-------- Provided material

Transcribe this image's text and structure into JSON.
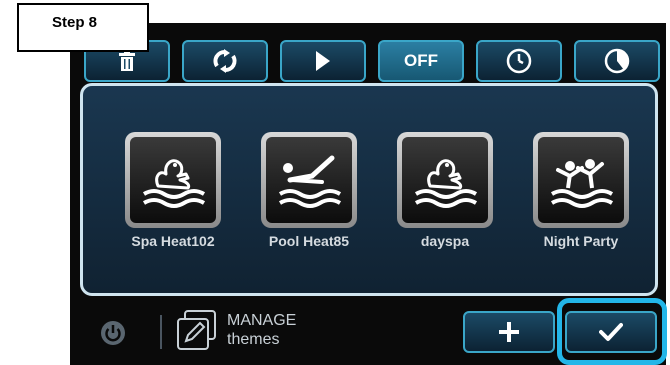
{
  "step_label": "Step 8",
  "toolbar": {
    "buttons": [
      {
        "icon": "trash-icon"
      },
      {
        "icon": "refresh-icon"
      },
      {
        "icon": "play-icon"
      },
      {
        "label": "OFF",
        "active": true
      },
      {
        "icon": "clock-icon"
      },
      {
        "icon": "timer-icon"
      }
    ]
  },
  "themes": [
    {
      "label": "Spa Heat102",
      "icon": "duck-waves-icon"
    },
    {
      "label": "Pool Heat85",
      "icon": "swimmer-lounge-icon"
    },
    {
      "label": "dayspa",
      "icon": "duck-waves-icon"
    },
    {
      "label": "Night Party",
      "icon": "party-people-icon"
    }
  ],
  "bottom": {
    "manage_line1": "MANAGE",
    "manage_line2": "themes",
    "add_icon": "plus-icon",
    "confirm_icon": "checkmark-icon",
    "power_icon": "power-icon"
  },
  "colors": {
    "accent": "#3aa6c8",
    "highlight": "#23b6e8",
    "background": "#0a0a0a"
  }
}
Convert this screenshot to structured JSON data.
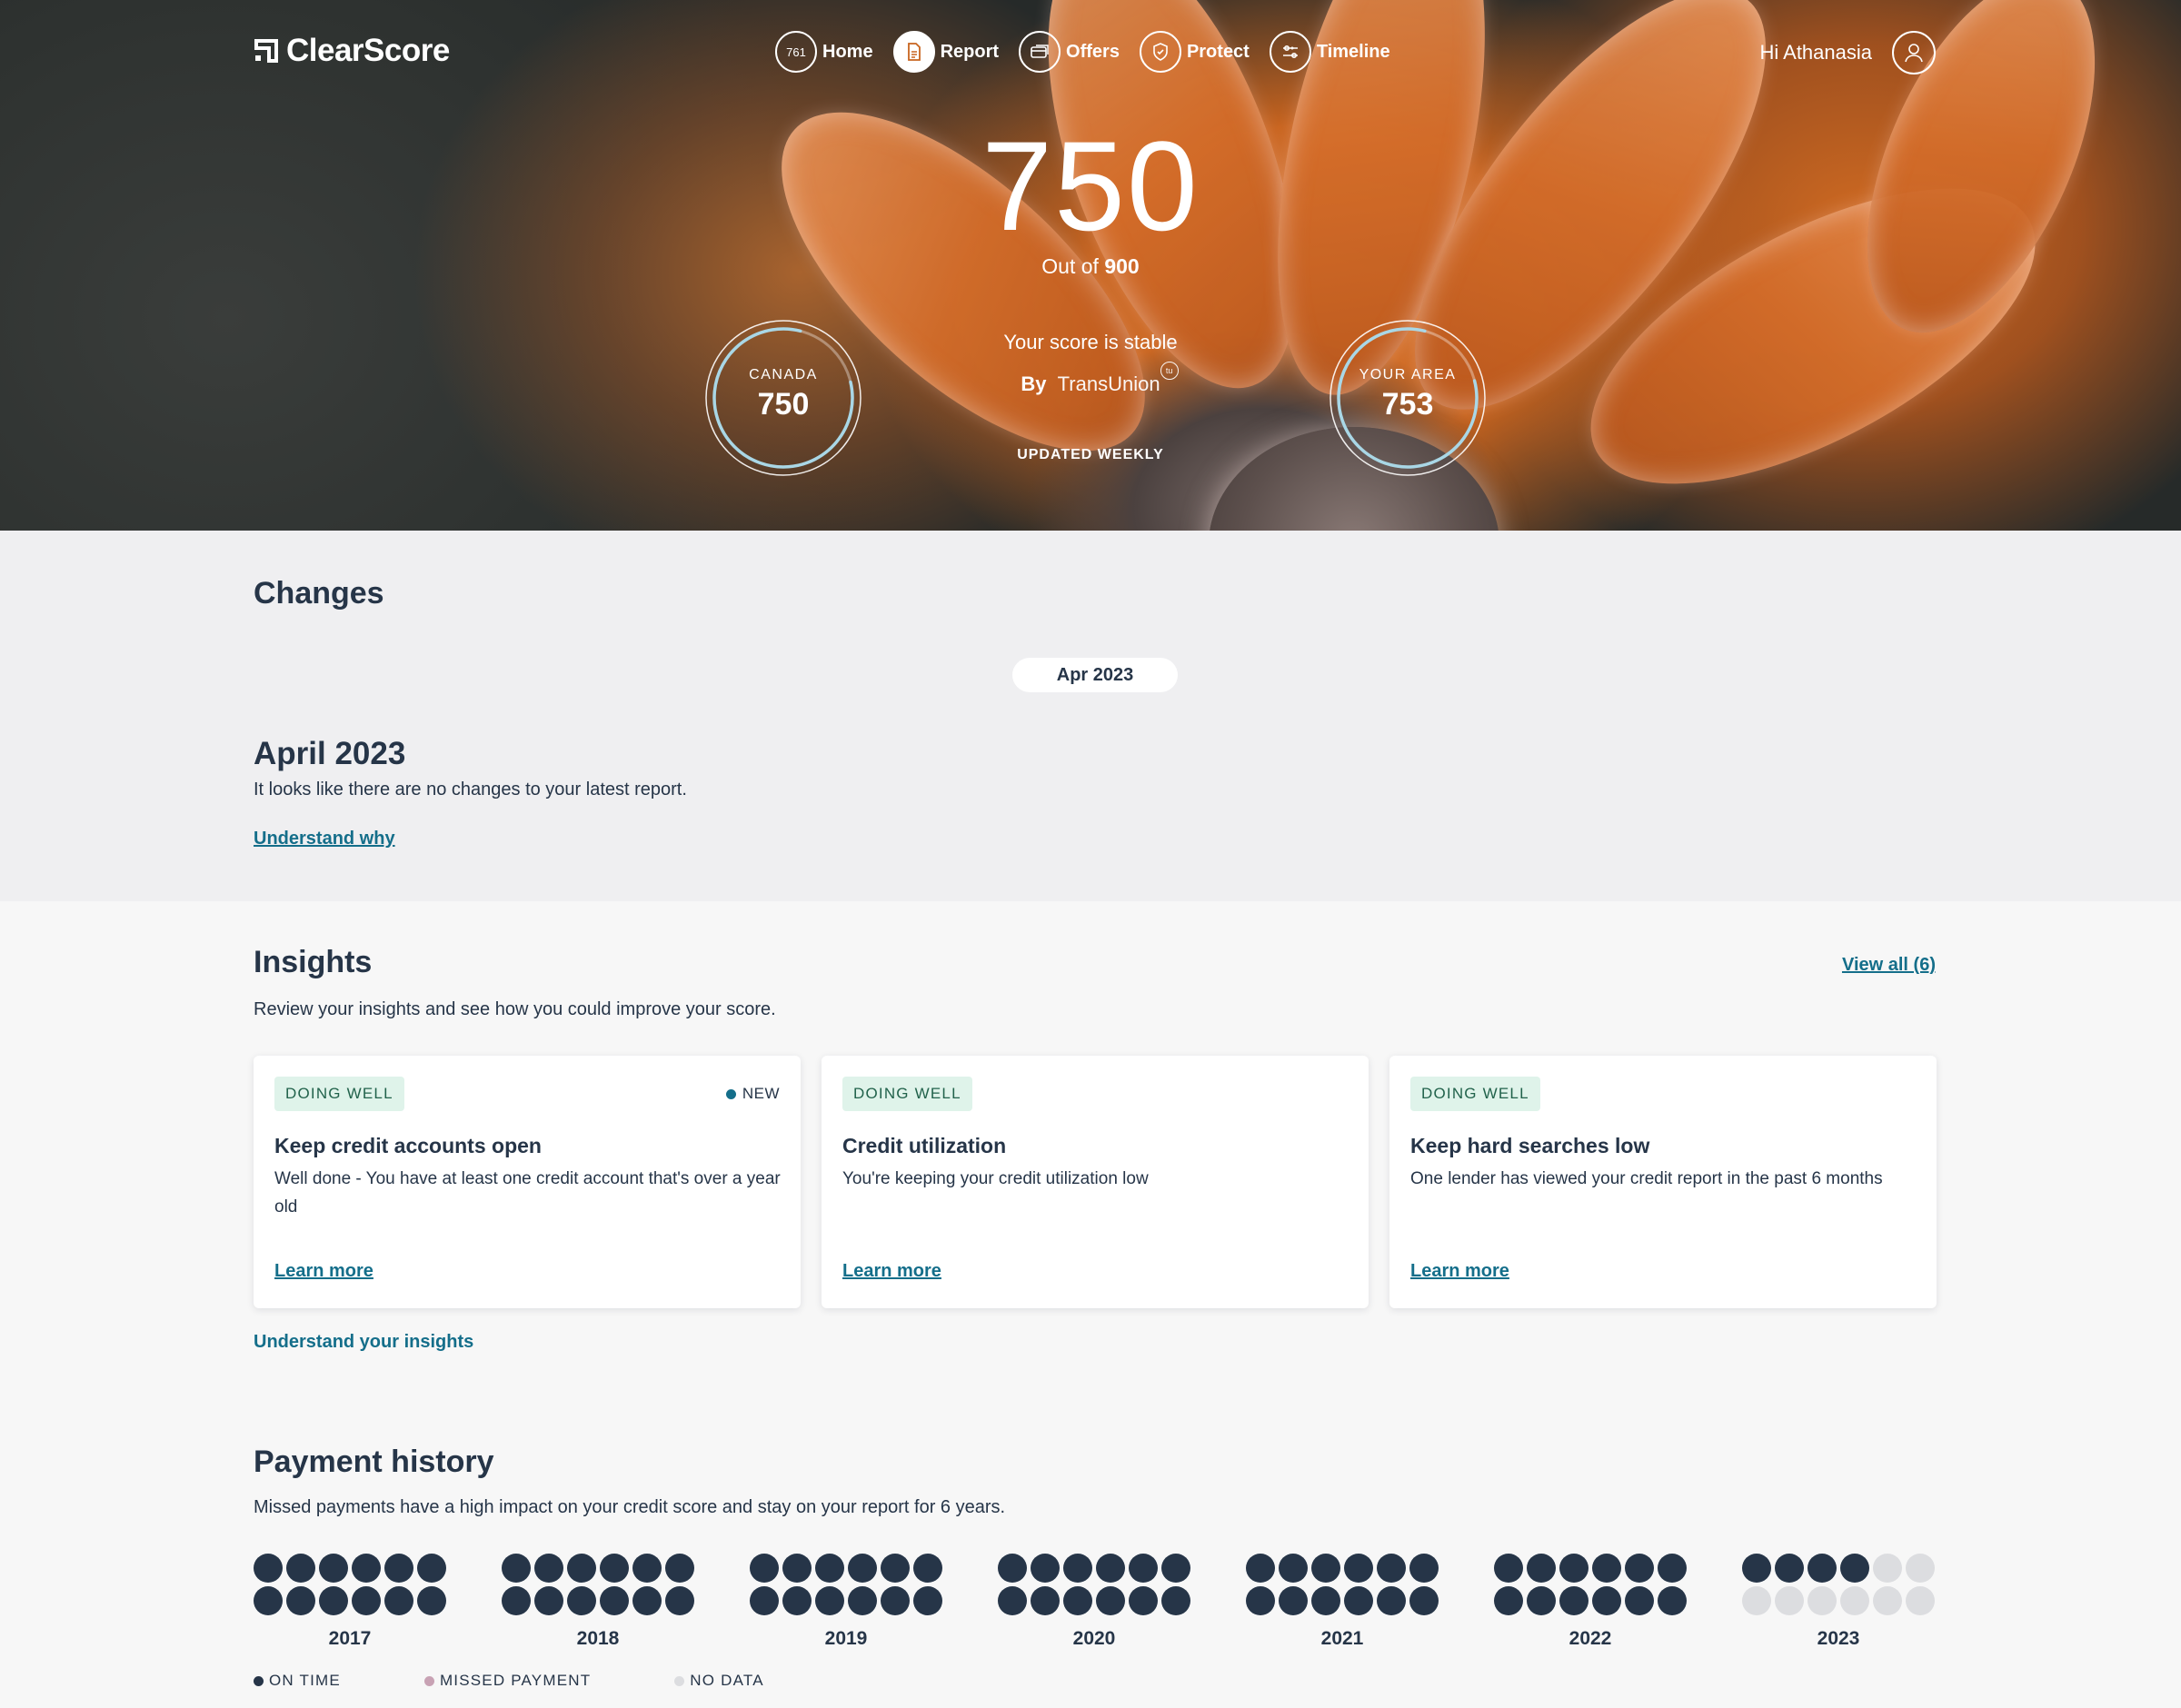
{
  "brand": {
    "name": "ClearScore"
  },
  "nav": {
    "home_badge": "761",
    "items": [
      {
        "label": "Home"
      },
      {
        "label": "Report"
      },
      {
        "label": "Offers"
      },
      {
        "label": "Protect"
      },
      {
        "label": "Timeline"
      }
    ],
    "greeting": "Hi Athanasia"
  },
  "score": {
    "value": "750",
    "out_of_prefix": "Out of",
    "out_of_value": "900",
    "status": "Your score is stable",
    "by_prefix": "By",
    "bureau": "TransUnion",
    "bureau_mark": "tu",
    "updated": "UPDATED WEEKLY",
    "max": 900,
    "canada": {
      "label": "CANADA",
      "value": "750",
      "score": 750
    },
    "area": {
      "label": "YOUR AREA",
      "value": "753",
      "score": 753
    }
  },
  "changes": {
    "title": "Changes",
    "month_pill": "Apr 2023",
    "month_title": "April 2023",
    "description": "It looks like there are no changes to your latest report.",
    "link": "Understand why"
  },
  "insights": {
    "title": "Insights",
    "view_all": "View all (6)",
    "description": "Review your insights and see how you could improve your score.",
    "cards": [
      {
        "badge": "DOING WELL",
        "new": "NEW",
        "title": "Keep credit accounts open",
        "desc": "Well done - You have at least one credit account that's over a year old",
        "link": "Learn more"
      },
      {
        "badge": "DOING WELL",
        "title": "Credit utilization",
        "desc": "You're keeping your credit utilization low",
        "link": "Learn more"
      },
      {
        "badge": "DOING WELL",
        "title": "Keep hard searches low",
        "desc": "One lender has viewed your credit report in the past 6 months",
        "link": "Learn more"
      }
    ],
    "understand_link": "Understand your insights"
  },
  "payment_history": {
    "title": "Payment history",
    "description": "Missed payments have a high impact on your credit score and stay on your report for 6 years.",
    "years": [
      {
        "year": "2017",
        "on_time": 12,
        "no_data": 0
      },
      {
        "year": "2018",
        "on_time": 12,
        "no_data": 0
      },
      {
        "year": "2019",
        "on_time": 12,
        "no_data": 0
      },
      {
        "year": "2020",
        "on_time": 12,
        "no_data": 0
      },
      {
        "year": "2021",
        "on_time": 12,
        "no_data": 0
      },
      {
        "year": "2022",
        "on_time": 12,
        "no_data": 0
      },
      {
        "year": "2023",
        "on_time": 4,
        "no_data": 8
      }
    ],
    "legend": [
      {
        "label": "ON TIME",
        "color": "#263548"
      },
      {
        "label": "MISSED PAYMENT",
        "color": "#c8a2b4"
      },
      {
        "label": "NO DATA",
        "color": "#dcdde0"
      }
    ]
  },
  "colors": {
    "accent": "#146e8a",
    "navy": "#263548",
    "badge_bg": "#dff3ea"
  }
}
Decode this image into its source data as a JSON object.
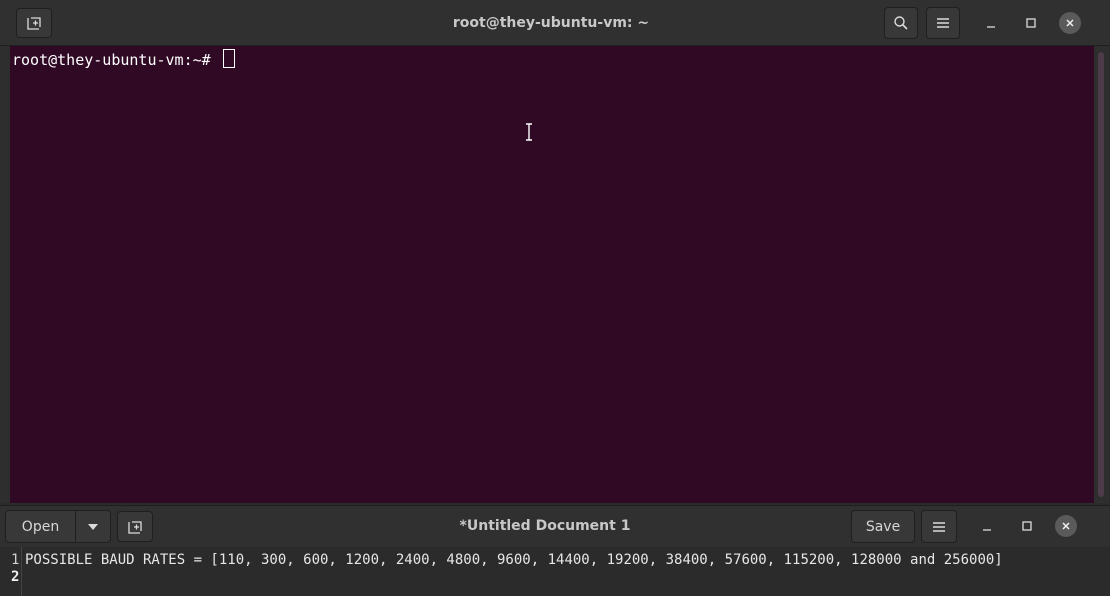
{
  "terminal": {
    "title": "root@they-ubuntu-vm: ~",
    "prompt": "root@they-ubuntu-vm:~# ",
    "icons": {
      "new_tab": "new-tab-icon",
      "search": "search-icon",
      "menu": "hamburger-menu-icon",
      "minimize": "minimize-icon",
      "maximize": "maximize-icon",
      "close": "close-icon"
    },
    "colors": {
      "background": "#300a24",
      "text": "#ffffff"
    }
  },
  "editor": {
    "title": "*Untitled Document 1",
    "open_label": "Open",
    "save_label": "Save",
    "lines": [
      {
        "number": "1",
        "text": "POSSIBLE BAUD RATES = [110, 300, 600, 1200, 2400, 4800, 9600, 14400, 19200, 38400, 57600, 115200, 128000 and 256000]"
      },
      {
        "number": "2",
        "text": ""
      }
    ]
  }
}
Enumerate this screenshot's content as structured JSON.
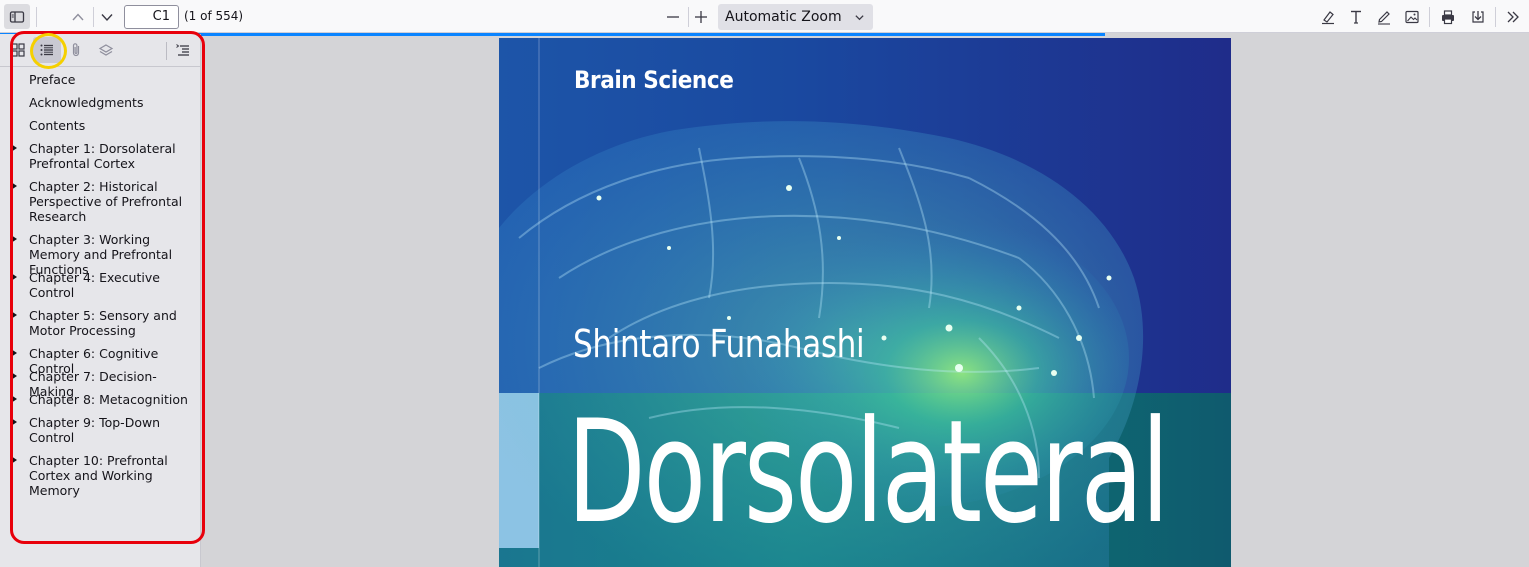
{
  "toolbar": {
    "page_number": "C1",
    "page_count": "(1 of 554)",
    "zoom_value": "Automatic Zoom"
  },
  "sidebar": {
    "outline": [
      {
        "label": "Preface",
        "expandable": false
      },
      {
        "label": "Acknowledgments",
        "expandable": false
      },
      {
        "label": "Contents",
        "expandable": false
      },
      {
        "label": "Chapter 1: Dorsolateral Prefrontal Cortex",
        "expandable": true
      },
      {
        "label": "Chapter 2: Historical Perspective of Prefrontal Research",
        "expandable": true
      },
      {
        "label": "Chapter 3: Working Memory and Prefrontal Functions",
        "expandable": true
      },
      {
        "label": "Chapter 4: Executive Control",
        "expandable": true
      },
      {
        "label": "Chapter 5: Sensory and Motor Processing",
        "expandable": true
      },
      {
        "label": "Chapter 6: Cognitive Control",
        "expandable": true
      },
      {
        "label": "Chapter 7: Decision-Making",
        "expandable": true
      },
      {
        "label": "Chapter 8: Metacognition",
        "expandable": true
      },
      {
        "label": "Chapter 9: Top-Down Control",
        "expandable": true
      },
      {
        "label": "Chapter 10: Prefrontal Cortex and Working Memory",
        "expandable": true
      }
    ]
  },
  "document": {
    "series": "Brain Science",
    "author": "Shintaro Funahashi",
    "title_visible": "Dorsolateral"
  },
  "colors": {
    "highlight_box": "#e8000b",
    "highlight_ring": "#f5d000",
    "progress": "#0a84ff"
  }
}
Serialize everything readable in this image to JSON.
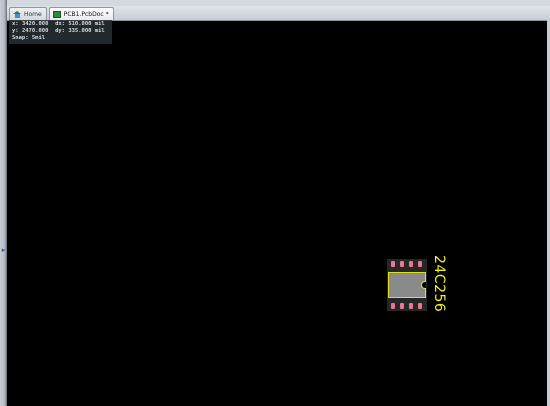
{
  "tabs": [
    {
      "label": "Home",
      "icon": "home-icon",
      "active": false
    },
    {
      "label": "PCB1.PcbDoc *",
      "icon": "pcb-document-icon",
      "active": true
    }
  ],
  "coords": {
    "x_label": "x:",
    "x_value": "3420.000",
    "dx_label": "dx:",
    "dx_value": "510.000 mil",
    "y_label": "y:",
    "y_value": "2470.000",
    "dy_label": "dy:",
    "dy_value": "335.000 mil",
    "snap": "Snap: 5mil"
  },
  "component": {
    "designator": "24C256",
    "pad_color": "#e8778f",
    "outline_color": "#e0e01a",
    "label_color": "#f3f01a"
  },
  "colors": {
    "canvas": "#000000",
    "chrome": "#c9cdd3"
  }
}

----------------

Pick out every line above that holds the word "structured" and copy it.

Convert this screenshot to structured JSON data.
Enumerate this screenshot's content as structured JSON.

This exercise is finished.